Never sign any agreement presented to you “on the spot” or without notice. Common examples include documents labeled as “visitor’s agreement,” “speaking agreement,” and confidentiality or nondisclosure agreements. The other party’s failure to provide you with advance notice of their expectations and time to review is unprofessional and inappropriate. If you sign the agreement; however, you are bound by it. You will be presumed to have read and understood, every term of an agreement that you sign. A party’s failure to provide you with advance notice of an agreement’s content and its legal impact will not absolve you or the University of legal obligations that such an agreement may carry.
For legal advice with respect to agreements, legal obligations, and University policies regarding these matters, you should consult with the University’s Office of the General Counsel. The Office of the General Counsel is the only University office authorized to provide legal advice with regard to University agreements and legal matters, and is the only University office authorized to engage external legal specialists (e.g., patent counsel) for the University. University staff or faculty, even if they have law degrees, are not authorized to provide legal advice for the University or legal services for University matters.

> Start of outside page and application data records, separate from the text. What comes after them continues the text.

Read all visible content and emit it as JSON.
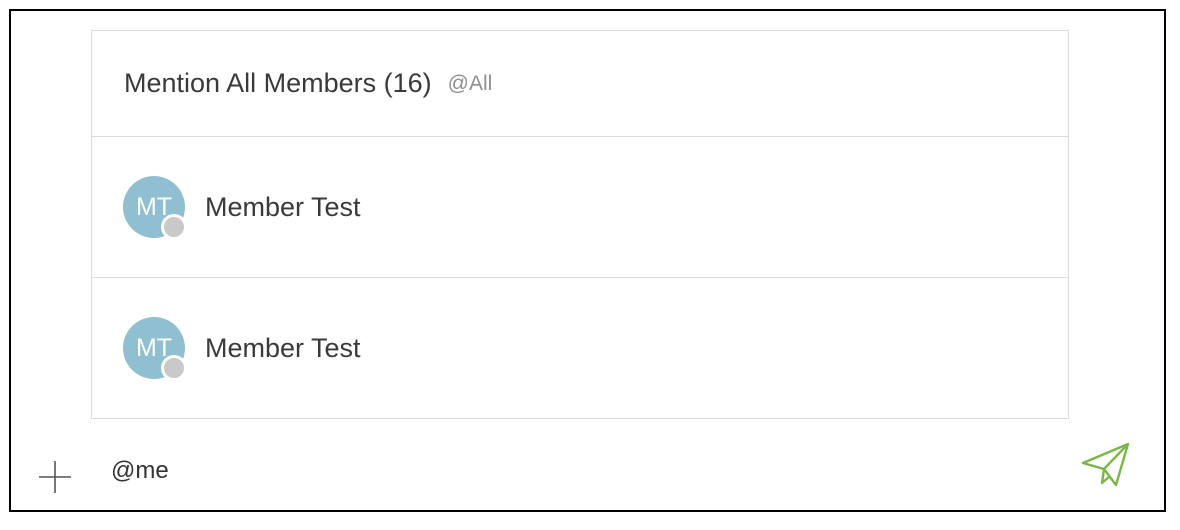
{
  "mention_popup": {
    "mention_all": {
      "label": "Mention All Members (16)",
      "handle": "@All"
    },
    "members": [
      {
        "initials": "MT",
        "name": "Member Test",
        "presence": "offline"
      },
      {
        "initials": "MT",
        "name": "Member Test",
        "presence": "offline"
      }
    ]
  },
  "composer": {
    "value": "@me",
    "add_icon": "plus-icon",
    "send_icon": "send-icon"
  },
  "colors": {
    "avatar": "#8fbfd0",
    "presence_offline": "#c9c9c9",
    "send_accent": "#7ab648",
    "border": "#dcdcdc"
  }
}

As an individual, you do have the authority to enter into agreements with publishers for dissemination of your scholarly work. In doing so, be mindful of other obligations. These may include acknowledgement of research sponsors, open access requirements pursuant to sponsors’ rules or principles of stewardship of academic work, acknowledgment of colleagues’ provision of data or materials, assurance of compliance with nondisclosure agreements, etc. Be aware as well that the title of an agreement (e.g., ‘memorandum of understanding’ or ‘MOU’) may be misleading with regard to its content and effects. Be vigilant, ensuring that you are authorized to sign, and that you fully understand and are comfortable with that to which you are agreeing.